HOW TO COMPLETE THIS TASK:
Reply with one number: the count of lines in the data that hold the string "icon".

··· GIVEN DATA

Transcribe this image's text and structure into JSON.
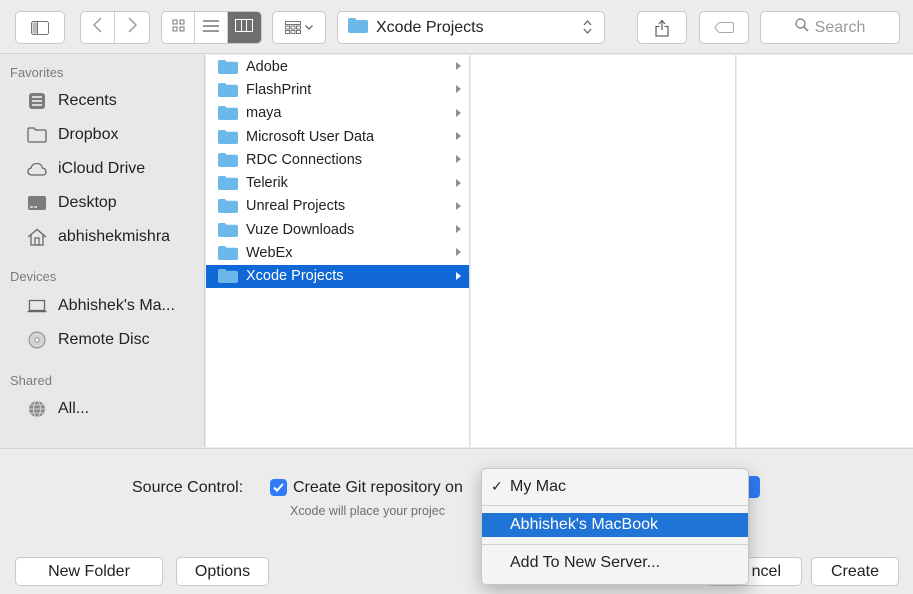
{
  "toolbar": {
    "location": "Xcode Projects",
    "search_placeholder": "Search"
  },
  "sidebar": {
    "favorites_header": "Favorites",
    "favorites": [
      {
        "label": "Recents",
        "icon": "recents-icon"
      },
      {
        "label": "Dropbox",
        "icon": "folder-icon"
      },
      {
        "label": "iCloud Drive",
        "icon": "cloud-icon"
      },
      {
        "label": "Desktop",
        "icon": "desktop-icon"
      },
      {
        "label": "abhishekmishra",
        "icon": "home-icon"
      }
    ],
    "devices_header": "Devices",
    "devices": [
      {
        "label": "Abhishek's Ma...",
        "icon": "laptop-icon"
      },
      {
        "label": "Remote Disc",
        "icon": "disc-icon"
      }
    ],
    "shared_header": "Shared",
    "shared": [
      {
        "label": "All...",
        "icon": "network-globe-icon"
      }
    ]
  },
  "folders": [
    {
      "label": "Adobe"
    },
    {
      "label": "FlashPrint"
    },
    {
      "label": "maya"
    },
    {
      "label": "Microsoft User Data"
    },
    {
      "label": "RDC Connections"
    },
    {
      "label": "Telerik"
    },
    {
      "label": "Unreal Projects"
    },
    {
      "label": "Vuze Downloads"
    },
    {
      "label": "WebEx"
    },
    {
      "label": "Xcode Projects",
      "selected": true
    }
  ],
  "source_control": {
    "label": "Source Control:",
    "checkbox_label": "Create Git repository on",
    "checked": true,
    "hint": "Xcode will place your projec"
  },
  "menu": {
    "items": [
      {
        "label": "My Mac",
        "checked": true
      },
      {
        "label": "Abhishek's MacBook",
        "highlighted": true
      },
      {
        "label": "Add To New Server..."
      }
    ]
  },
  "buttons": {
    "new_folder": "New Folder",
    "options": "Options",
    "cancel": "ncel",
    "create": "Create"
  },
  "colors": {
    "selection": "#1067d6",
    "checkbox": "#2f7cf6",
    "folder": "#6cb8ea"
  }
}
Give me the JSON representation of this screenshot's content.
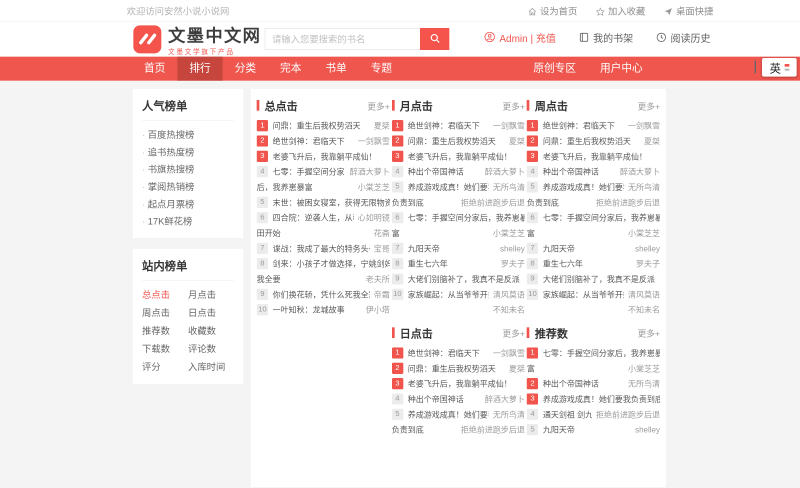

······

YOUR RESPONSE:
8